_Task description_:
Give the total of lines holding the word "find" in the records below, and nothing else.

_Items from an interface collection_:

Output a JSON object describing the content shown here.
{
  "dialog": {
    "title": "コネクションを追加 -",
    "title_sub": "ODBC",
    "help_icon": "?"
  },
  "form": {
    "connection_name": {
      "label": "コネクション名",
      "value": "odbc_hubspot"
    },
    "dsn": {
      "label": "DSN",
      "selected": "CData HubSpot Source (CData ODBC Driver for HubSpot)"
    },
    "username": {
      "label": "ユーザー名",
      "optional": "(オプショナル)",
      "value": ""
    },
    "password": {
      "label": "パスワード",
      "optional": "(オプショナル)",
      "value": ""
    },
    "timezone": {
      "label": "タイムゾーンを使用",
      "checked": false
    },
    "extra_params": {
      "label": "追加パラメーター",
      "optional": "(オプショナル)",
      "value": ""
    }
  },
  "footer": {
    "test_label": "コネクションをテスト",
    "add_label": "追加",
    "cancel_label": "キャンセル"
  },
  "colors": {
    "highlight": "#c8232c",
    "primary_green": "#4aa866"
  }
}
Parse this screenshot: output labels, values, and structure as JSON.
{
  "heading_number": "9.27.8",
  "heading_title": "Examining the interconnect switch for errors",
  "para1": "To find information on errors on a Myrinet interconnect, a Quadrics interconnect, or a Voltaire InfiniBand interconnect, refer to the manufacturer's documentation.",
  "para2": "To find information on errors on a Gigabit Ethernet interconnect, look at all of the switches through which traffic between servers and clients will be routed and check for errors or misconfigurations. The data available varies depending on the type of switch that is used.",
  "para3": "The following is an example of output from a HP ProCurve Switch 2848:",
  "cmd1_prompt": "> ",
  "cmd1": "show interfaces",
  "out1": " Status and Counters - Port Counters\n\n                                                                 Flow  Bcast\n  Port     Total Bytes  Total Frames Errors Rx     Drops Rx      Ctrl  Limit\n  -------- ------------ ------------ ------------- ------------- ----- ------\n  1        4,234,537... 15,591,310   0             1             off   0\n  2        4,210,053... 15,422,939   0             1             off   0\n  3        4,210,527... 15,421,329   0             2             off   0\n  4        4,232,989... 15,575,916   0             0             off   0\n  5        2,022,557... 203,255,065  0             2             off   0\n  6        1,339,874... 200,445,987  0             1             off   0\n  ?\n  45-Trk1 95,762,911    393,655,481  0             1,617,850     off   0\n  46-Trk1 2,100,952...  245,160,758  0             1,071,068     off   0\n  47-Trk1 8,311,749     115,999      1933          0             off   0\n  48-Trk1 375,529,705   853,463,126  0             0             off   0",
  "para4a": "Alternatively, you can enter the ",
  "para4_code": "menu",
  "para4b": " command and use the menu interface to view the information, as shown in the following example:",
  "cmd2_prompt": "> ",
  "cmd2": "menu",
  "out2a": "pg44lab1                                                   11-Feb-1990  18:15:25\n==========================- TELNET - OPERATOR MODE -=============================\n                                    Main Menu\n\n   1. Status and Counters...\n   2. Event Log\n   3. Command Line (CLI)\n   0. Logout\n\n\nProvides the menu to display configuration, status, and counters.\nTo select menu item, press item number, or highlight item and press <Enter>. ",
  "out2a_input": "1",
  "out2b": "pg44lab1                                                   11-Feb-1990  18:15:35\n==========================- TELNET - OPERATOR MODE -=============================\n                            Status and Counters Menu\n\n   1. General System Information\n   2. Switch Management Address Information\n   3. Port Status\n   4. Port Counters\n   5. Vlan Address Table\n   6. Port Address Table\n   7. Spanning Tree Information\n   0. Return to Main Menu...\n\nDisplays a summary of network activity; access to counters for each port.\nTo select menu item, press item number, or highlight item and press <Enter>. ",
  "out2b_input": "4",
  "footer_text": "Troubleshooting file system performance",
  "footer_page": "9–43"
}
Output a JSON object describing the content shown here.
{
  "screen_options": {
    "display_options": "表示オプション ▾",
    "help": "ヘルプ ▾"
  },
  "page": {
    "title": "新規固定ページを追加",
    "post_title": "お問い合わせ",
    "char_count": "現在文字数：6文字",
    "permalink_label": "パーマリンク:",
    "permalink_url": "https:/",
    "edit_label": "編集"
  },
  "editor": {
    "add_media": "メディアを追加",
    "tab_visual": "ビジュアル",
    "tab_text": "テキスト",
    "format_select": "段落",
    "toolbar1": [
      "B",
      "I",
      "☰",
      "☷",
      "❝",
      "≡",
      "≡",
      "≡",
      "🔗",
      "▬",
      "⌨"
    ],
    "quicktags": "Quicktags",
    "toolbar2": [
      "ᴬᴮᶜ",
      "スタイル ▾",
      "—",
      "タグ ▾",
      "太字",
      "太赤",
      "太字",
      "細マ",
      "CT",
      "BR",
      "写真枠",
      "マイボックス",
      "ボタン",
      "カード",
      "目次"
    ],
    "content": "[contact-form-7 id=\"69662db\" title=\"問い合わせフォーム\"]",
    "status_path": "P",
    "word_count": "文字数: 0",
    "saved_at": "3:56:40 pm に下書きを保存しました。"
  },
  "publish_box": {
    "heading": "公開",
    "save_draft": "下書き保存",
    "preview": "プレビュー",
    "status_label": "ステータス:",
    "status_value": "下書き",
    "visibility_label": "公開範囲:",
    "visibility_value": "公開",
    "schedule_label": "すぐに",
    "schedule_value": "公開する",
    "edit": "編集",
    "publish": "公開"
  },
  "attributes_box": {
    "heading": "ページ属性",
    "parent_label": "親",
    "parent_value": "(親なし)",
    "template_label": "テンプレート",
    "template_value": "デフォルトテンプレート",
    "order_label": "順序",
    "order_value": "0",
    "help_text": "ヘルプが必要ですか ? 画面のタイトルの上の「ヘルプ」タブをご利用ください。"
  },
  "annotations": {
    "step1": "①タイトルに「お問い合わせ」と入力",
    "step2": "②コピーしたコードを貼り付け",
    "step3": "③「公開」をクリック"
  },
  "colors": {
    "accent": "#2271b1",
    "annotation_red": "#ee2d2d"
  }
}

_Result of the exercise_:
2